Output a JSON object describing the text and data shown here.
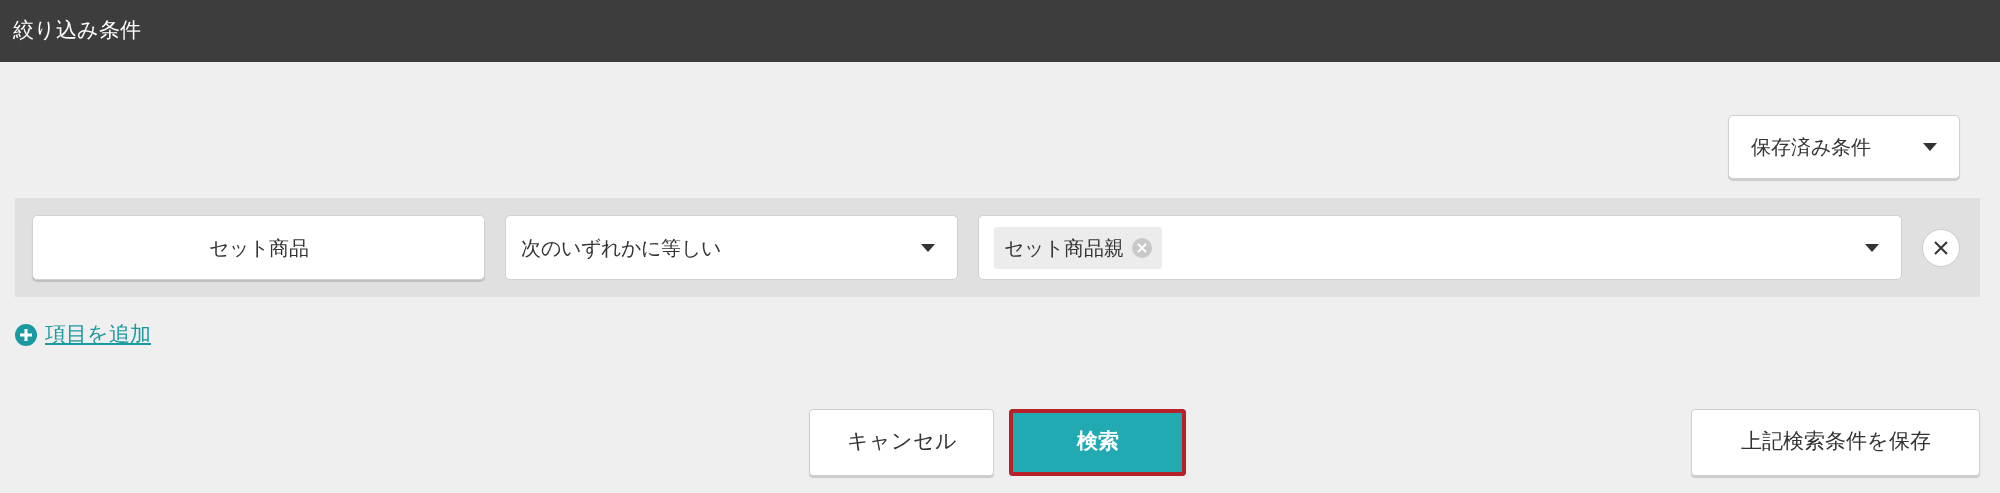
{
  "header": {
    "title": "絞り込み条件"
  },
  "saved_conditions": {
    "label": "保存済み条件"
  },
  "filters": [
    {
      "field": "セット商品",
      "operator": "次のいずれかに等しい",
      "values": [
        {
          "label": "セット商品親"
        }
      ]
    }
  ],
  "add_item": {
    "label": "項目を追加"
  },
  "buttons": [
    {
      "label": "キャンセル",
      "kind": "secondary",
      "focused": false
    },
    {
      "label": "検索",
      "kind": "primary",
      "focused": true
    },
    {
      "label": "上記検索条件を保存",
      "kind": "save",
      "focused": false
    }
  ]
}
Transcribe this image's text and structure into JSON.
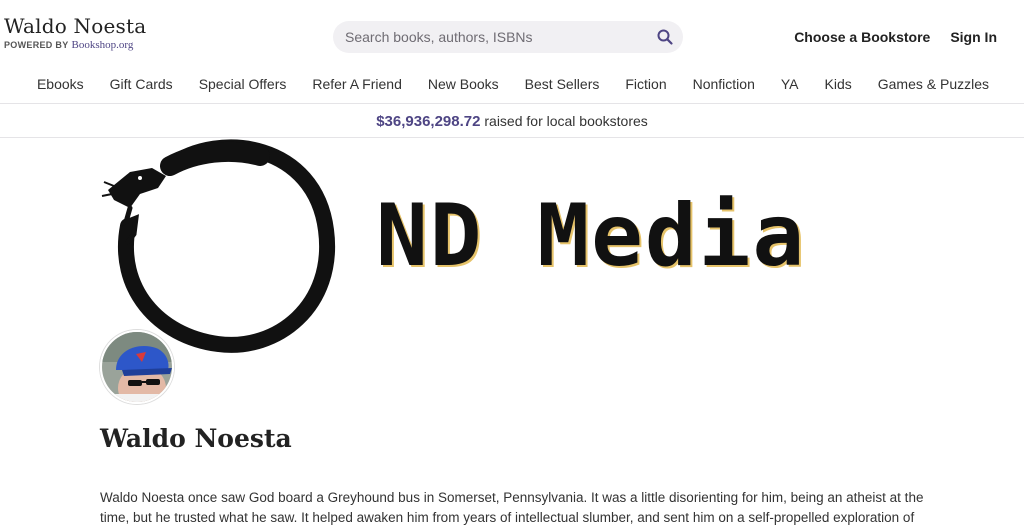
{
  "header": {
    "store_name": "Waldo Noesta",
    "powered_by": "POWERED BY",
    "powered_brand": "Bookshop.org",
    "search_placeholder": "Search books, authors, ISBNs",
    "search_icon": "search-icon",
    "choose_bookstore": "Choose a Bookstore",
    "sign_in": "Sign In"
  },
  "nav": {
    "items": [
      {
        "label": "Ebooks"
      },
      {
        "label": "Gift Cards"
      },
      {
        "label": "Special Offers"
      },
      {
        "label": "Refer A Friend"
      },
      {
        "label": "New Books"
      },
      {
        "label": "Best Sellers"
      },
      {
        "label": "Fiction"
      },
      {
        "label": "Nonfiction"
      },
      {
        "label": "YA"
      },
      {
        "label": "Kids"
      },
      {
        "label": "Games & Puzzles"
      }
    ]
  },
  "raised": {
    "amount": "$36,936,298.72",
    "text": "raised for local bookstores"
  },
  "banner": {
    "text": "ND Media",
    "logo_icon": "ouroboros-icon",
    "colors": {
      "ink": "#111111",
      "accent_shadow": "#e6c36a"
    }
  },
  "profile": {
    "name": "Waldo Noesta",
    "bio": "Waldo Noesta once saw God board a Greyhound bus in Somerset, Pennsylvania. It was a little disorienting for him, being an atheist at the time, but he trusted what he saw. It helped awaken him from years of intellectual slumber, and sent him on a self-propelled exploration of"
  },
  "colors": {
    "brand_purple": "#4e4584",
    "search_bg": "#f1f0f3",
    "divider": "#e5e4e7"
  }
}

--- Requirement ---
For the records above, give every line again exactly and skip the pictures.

--- Problem solution ---
Output a JSON object describing the text and data shown here.
{
  "header": {
    "title": "絞り込み条件"
  },
  "saved_conditions": {
    "label": "保存済み条件"
  },
  "filters": [
    {
      "field": "セット商品",
      "operator": "次のいずれかに等しい",
      "values": [
        {
          "label": "セット商品親"
        }
      ]
    }
  ],
  "add_item": {
    "label": "項目を追加"
  },
  "buttons": [
    {
      "label": "キャンセル",
      "kind": "secondary",
      "focused": false
    },
    {
      "label": "検索",
      "kind": "primary",
      "focused": true
    },
    {
      "label": "上記検索条件を保存",
      "kind": "save",
      "focused": false
    }
  ]
}
Transcribe this image's text and structure into JSON.
{
  "header": {
    "store_name": "Waldo Noesta",
    "powered_by": "POWERED BY",
    "powered_brand": "Bookshop.org",
    "search_placeholder": "Search books, authors, ISBNs",
    "search_icon": "search-icon",
    "choose_bookstore": "Choose a Bookstore",
    "sign_in": "Sign In"
  },
  "nav": {
    "items": [
      {
        "label": "Ebooks"
      },
      {
        "label": "Gift Cards"
      },
      {
        "label": "Special Offers"
      },
      {
        "label": "Refer A Friend"
      },
      {
        "label": "New Books"
      },
      {
        "label": "Best Sellers"
      },
      {
        "label": "Fiction"
      },
      {
        "label": "Nonfiction"
      },
      {
        "label": "YA"
      },
      {
        "label": "Kids"
      },
      {
        "label": "Games & Puzzles"
      }
    ]
  },
  "raised": {
    "amount": "$36,936,298.72",
    "text": "raised for local bookstores"
  },
  "banner": {
    "text": "ND Media",
    "logo_icon": "ouroboros-icon",
    "colors": {
      "ink": "#111111",
      "accent_shadow": "#e6c36a"
    }
  },
  "profile": {
    "name": "Waldo Noesta",
    "bio": "Waldo Noesta once saw God board a Greyhound bus in Somerset, Pennsylvania. It was a little disorienting for him, being an atheist at the time, but he trusted what he saw. It helped awaken him from years of intellectual slumber, and sent him on a self-propelled exploration of"
  },
  "colors": {
    "brand_purple": "#4e4584",
    "search_bg": "#f1f0f3",
    "divider": "#e5e4e7"
  }
}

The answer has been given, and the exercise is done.